List every line below containing "address".

■ ■ ■ ■ ■ ■ ■

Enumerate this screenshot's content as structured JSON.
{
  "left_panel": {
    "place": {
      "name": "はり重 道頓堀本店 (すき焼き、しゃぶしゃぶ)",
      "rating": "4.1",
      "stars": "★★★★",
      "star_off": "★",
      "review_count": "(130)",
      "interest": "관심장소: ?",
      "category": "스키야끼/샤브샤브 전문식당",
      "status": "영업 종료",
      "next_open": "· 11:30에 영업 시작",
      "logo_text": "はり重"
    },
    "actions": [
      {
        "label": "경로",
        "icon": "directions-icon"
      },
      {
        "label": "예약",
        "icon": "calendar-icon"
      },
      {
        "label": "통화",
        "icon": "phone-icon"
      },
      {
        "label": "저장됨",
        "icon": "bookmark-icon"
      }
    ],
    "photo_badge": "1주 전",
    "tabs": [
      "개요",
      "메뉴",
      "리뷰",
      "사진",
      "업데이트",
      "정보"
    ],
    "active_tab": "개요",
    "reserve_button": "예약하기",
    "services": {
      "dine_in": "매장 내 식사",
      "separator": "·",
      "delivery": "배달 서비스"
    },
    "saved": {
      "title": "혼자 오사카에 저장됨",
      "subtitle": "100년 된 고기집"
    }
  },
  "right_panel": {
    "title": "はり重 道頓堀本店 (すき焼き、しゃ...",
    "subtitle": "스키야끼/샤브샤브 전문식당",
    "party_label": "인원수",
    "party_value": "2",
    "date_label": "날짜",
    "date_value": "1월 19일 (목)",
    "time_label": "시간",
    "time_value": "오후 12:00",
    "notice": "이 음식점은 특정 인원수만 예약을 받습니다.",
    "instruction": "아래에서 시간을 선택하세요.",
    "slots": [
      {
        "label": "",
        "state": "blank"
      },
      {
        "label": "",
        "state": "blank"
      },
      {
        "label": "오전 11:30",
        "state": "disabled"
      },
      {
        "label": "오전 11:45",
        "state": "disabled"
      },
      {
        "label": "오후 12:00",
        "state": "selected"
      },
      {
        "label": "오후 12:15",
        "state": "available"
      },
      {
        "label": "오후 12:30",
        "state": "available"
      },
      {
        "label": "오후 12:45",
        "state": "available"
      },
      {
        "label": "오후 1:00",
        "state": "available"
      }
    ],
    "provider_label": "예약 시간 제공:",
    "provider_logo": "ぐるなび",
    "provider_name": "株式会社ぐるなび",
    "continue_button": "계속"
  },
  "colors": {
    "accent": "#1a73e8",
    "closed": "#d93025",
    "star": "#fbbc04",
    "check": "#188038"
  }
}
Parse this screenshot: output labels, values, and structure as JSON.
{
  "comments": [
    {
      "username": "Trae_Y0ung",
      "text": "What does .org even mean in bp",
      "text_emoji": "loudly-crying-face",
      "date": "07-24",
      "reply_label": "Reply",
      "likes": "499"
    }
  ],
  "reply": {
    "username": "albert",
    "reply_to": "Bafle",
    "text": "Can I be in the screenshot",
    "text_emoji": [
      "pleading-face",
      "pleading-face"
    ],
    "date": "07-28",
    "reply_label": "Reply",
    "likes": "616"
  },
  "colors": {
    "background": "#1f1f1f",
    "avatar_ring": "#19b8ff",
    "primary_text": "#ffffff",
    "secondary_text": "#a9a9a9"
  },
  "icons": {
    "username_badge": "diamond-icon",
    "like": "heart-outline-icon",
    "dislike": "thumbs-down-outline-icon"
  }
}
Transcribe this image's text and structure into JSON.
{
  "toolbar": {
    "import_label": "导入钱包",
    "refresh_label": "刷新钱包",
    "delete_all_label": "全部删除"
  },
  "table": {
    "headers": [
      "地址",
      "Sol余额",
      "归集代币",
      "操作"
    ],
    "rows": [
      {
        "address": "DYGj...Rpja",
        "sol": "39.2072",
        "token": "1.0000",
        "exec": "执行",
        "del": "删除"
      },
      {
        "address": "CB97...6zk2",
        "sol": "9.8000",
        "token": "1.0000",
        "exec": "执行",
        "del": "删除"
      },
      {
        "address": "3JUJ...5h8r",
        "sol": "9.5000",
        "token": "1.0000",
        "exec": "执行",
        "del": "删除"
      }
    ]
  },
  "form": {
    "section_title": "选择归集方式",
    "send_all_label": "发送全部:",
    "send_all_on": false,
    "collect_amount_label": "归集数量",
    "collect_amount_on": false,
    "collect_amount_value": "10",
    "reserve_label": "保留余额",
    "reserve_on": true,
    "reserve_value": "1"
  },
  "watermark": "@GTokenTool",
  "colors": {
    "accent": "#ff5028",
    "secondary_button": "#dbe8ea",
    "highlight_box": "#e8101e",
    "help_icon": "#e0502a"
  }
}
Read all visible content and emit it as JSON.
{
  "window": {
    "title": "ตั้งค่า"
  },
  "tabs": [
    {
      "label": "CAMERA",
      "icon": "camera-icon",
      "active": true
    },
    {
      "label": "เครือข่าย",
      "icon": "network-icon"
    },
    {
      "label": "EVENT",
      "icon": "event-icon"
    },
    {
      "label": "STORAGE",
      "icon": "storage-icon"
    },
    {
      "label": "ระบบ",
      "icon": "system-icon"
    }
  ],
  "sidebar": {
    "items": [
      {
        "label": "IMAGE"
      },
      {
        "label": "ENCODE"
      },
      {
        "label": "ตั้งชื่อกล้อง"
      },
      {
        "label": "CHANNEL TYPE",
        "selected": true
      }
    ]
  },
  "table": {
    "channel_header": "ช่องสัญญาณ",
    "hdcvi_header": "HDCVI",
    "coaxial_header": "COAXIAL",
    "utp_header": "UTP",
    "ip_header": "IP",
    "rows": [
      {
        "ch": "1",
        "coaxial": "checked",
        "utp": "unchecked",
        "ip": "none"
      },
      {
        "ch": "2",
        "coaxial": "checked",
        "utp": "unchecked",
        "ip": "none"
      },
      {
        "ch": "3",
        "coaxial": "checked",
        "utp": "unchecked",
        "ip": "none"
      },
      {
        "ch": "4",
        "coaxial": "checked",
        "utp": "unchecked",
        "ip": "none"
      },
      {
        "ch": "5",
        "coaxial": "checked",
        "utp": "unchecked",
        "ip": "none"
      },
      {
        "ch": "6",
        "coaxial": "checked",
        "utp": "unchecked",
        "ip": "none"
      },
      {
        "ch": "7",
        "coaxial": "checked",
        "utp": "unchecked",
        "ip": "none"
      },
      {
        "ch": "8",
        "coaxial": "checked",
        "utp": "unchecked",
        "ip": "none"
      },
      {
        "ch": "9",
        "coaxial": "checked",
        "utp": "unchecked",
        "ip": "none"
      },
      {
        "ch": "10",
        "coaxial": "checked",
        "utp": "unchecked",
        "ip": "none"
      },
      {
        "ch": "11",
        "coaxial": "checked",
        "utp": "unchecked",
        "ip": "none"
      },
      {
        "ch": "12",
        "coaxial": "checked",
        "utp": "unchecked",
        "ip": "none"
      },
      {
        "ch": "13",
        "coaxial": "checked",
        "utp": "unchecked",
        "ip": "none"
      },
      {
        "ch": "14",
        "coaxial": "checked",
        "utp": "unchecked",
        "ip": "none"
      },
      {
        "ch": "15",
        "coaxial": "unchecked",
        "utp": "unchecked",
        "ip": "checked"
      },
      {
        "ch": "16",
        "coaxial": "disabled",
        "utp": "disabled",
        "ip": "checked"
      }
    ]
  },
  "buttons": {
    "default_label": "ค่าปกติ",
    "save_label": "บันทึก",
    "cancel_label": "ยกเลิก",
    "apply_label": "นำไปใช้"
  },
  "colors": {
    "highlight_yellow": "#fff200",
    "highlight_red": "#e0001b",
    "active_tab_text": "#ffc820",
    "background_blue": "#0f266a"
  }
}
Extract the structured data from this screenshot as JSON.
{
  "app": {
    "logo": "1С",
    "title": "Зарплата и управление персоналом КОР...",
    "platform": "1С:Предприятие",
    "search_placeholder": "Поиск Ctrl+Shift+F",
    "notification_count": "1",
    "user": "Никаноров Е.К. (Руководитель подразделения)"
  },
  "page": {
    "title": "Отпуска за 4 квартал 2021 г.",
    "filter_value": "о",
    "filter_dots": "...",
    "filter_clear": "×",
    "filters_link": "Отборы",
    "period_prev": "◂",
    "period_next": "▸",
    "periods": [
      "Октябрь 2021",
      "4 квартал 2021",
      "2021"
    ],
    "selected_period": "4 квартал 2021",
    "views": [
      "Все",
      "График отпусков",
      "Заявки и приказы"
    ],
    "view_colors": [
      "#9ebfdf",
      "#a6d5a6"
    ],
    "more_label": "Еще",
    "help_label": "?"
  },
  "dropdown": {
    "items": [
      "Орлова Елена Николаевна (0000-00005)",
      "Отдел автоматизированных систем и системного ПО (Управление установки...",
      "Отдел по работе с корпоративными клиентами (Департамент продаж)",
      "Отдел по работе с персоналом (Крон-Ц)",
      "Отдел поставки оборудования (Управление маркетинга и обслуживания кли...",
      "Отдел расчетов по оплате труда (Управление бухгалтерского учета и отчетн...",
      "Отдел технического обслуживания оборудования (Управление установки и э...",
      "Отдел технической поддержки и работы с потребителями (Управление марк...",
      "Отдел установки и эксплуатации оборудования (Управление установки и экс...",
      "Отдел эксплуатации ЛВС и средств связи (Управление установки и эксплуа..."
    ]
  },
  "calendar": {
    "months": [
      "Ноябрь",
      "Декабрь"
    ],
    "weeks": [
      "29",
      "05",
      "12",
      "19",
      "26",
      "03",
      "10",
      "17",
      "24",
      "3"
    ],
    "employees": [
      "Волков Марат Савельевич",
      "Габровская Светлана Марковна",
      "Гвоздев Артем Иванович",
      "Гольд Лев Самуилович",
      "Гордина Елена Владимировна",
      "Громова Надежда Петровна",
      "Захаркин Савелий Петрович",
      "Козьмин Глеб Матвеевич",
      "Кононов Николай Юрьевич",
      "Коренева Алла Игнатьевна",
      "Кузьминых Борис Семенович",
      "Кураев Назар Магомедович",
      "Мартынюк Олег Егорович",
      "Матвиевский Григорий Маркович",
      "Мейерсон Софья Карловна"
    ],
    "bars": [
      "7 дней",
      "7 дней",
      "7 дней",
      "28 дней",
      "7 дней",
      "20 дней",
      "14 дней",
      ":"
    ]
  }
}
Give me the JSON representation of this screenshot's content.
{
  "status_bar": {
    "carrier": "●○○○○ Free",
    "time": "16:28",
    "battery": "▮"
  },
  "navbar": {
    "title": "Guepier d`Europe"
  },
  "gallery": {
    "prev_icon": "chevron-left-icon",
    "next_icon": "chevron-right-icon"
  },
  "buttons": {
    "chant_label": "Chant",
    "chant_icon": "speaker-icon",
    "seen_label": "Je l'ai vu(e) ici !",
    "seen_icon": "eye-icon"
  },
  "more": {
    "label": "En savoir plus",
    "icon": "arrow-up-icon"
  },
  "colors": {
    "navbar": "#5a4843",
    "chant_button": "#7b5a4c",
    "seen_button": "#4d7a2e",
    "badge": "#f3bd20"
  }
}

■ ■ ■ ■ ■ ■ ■

## SOLUTION TO THIS EXERCISE
        "address": "DYGj...Rpja",
        "address": "CB97...6zk2",
        "address": "3JUJ...5h8r",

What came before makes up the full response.